Money for Old Rope is essentially a ‘best of’ collection of best-selling books that reveal the origins and history of just about everything we can think of. In fact, as one wise man suggested, it is the history of everything you didn’t realise you wanted to know about, until you found out about it. A must have for dinner conversations and pub chat the world over, this book of history will help to make you feel clever.
To begin with we reveal the history of some of our favourite phrases and learn why we turn a blind eye, a cat has nine lives, who Jack Robinson was, why we toast each other with good health when we are about to poison ourselves with alcohol and how a square meal appeared on the menu. There are hundreds more tales from history that explain how the English language became so rich and expressive.
Then famous urban legends also get an airing including the creepy hooked hand on the car door story, the legendary phantom hitchhiker and what exactly were the Rolling Stones doing with that Mars Bar and poor old Marianne Faithful. All stories are hilariously explained along with many others. Then the world’s great mysteries are covered in ten minutes flat and the truth about D.B Cooper, the death of Marilyn Monroe and the real Loch Ness Monster, among others, are revealed. As are the true stories behind Humpty Dumpty, the Grand Old Duke of York and the Three Blind Mice. Many more of our childhood favourite rhymes are also exposed in all of their gory glory.
Then, of course, the fabulous stories of The Red Lion, Marquis of Granby, Garibaldi and the Blind Beggar are revealed and why they are remembered in that typically English fashion of naming a high street pub after them. Loads more of our favourite local boozers also have a tale to tell involving a historic person, or event.
Then we move into the food section and we find out who Margarita was, and why the world’s most famous pizza is named after her, what Benedict had to do with our breakfast eggs and how the Thousand Island’s holiday resort invented the world’s preferred seafood sauce. The great stars from the past have also influenced our favourite foods and we find out what Dame Nellie Melba had to do with peaches (or thin toast for that matter) and how bimbos take their place alongside the great diva between the pages of the dictionary.
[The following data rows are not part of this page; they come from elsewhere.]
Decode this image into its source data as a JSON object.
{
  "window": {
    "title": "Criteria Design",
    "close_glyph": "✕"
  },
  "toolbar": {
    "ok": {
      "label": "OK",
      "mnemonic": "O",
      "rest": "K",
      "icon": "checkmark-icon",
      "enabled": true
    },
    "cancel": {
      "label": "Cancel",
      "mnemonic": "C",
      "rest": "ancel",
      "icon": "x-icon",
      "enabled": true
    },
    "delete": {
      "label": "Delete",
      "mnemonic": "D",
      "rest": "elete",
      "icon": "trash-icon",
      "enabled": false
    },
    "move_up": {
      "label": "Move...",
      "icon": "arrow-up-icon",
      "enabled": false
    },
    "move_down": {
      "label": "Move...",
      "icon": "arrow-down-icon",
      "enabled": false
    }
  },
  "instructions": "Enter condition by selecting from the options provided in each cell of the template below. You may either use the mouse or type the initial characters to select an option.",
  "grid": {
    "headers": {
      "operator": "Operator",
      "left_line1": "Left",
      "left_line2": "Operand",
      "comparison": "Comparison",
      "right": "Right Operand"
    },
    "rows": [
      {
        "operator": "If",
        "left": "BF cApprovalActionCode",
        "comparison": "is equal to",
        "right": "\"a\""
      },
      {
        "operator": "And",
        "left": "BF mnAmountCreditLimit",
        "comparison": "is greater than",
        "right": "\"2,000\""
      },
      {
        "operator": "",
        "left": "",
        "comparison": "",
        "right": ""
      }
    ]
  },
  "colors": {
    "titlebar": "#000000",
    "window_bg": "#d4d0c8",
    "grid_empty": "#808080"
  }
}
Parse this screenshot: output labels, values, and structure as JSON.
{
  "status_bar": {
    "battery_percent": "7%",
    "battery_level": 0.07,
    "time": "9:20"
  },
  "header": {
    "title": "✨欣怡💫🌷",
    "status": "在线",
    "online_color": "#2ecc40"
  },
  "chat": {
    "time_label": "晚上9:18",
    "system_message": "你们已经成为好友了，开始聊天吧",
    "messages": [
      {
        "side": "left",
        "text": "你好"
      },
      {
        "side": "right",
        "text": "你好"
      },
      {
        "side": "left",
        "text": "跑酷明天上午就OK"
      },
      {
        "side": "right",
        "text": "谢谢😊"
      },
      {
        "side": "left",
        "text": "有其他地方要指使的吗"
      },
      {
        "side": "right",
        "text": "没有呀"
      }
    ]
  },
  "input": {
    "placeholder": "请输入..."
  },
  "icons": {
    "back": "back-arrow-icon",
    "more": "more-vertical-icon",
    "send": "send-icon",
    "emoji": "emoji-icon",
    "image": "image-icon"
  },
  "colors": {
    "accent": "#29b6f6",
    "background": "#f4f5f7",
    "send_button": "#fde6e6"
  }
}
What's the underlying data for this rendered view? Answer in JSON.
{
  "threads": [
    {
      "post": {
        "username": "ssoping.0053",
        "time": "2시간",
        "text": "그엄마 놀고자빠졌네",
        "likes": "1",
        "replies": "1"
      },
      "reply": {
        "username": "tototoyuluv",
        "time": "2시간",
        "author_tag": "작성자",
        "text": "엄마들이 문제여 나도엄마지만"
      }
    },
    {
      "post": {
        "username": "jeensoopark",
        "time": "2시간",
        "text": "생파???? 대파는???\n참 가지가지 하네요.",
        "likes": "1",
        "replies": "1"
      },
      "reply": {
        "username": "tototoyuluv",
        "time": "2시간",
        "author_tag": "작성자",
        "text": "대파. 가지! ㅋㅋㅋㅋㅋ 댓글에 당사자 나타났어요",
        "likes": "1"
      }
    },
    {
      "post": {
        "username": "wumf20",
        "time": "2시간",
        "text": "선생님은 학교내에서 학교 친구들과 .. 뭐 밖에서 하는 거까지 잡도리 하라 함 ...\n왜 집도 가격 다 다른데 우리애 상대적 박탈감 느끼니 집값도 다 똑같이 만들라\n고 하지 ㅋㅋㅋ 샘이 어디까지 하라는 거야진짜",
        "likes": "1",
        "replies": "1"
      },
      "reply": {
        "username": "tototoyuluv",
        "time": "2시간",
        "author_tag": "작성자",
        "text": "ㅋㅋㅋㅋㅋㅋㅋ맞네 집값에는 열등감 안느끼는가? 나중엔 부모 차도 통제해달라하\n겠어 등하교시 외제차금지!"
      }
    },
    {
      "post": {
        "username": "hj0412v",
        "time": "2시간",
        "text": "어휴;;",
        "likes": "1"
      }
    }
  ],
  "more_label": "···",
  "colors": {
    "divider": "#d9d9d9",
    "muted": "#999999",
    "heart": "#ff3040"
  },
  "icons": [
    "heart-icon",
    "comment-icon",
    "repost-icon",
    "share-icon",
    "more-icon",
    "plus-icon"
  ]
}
Finally we turn to words and discover who Tom the Fool was and how the word tomfoolery became part of our culture. Same too for Blotto Freres and why a drink too many can make you act like his French invention. Who were the original pipsqueeks, those we think are doolally and why there might be something of a kerfuffle about using that particular word. In fact, Money for Old Rope reveals the delightful history of just about everything, from the Anoraks to the Zombies.
London – August 2012
Money For Old Rope – Is a simple one to explain. In days long gone, and when the tall ships returned to their ports, some sailors were allowed to delve into the hold and claim old rigging damaged during the voyage. Parts of it would still be in good condition and sought after by local traders, although no use to the ships needing long undamaged lines for their sails. Sailors profited by selling it on and, as there was no effort on their part required (regarded as a perk amongst senior shipmen), some jealousy occurred. The chosen few were obviously criticised for making money out of the old rope. These days Estate Agents have replaced favoured crewmen.
Other suggestions include the macabre practice of a hangman who would dispatch his victim and then cut the rope into small pieces and sell them as souvenirs to the baying crowd. But, there is little historic evidence, if any at all, that an execution audience paid for a piece of rope. If it was true then there would surely be examples remaining to this day of famous executions such as Dick Turpin, William Wallace or Dr Crippen, and there aren’t any…!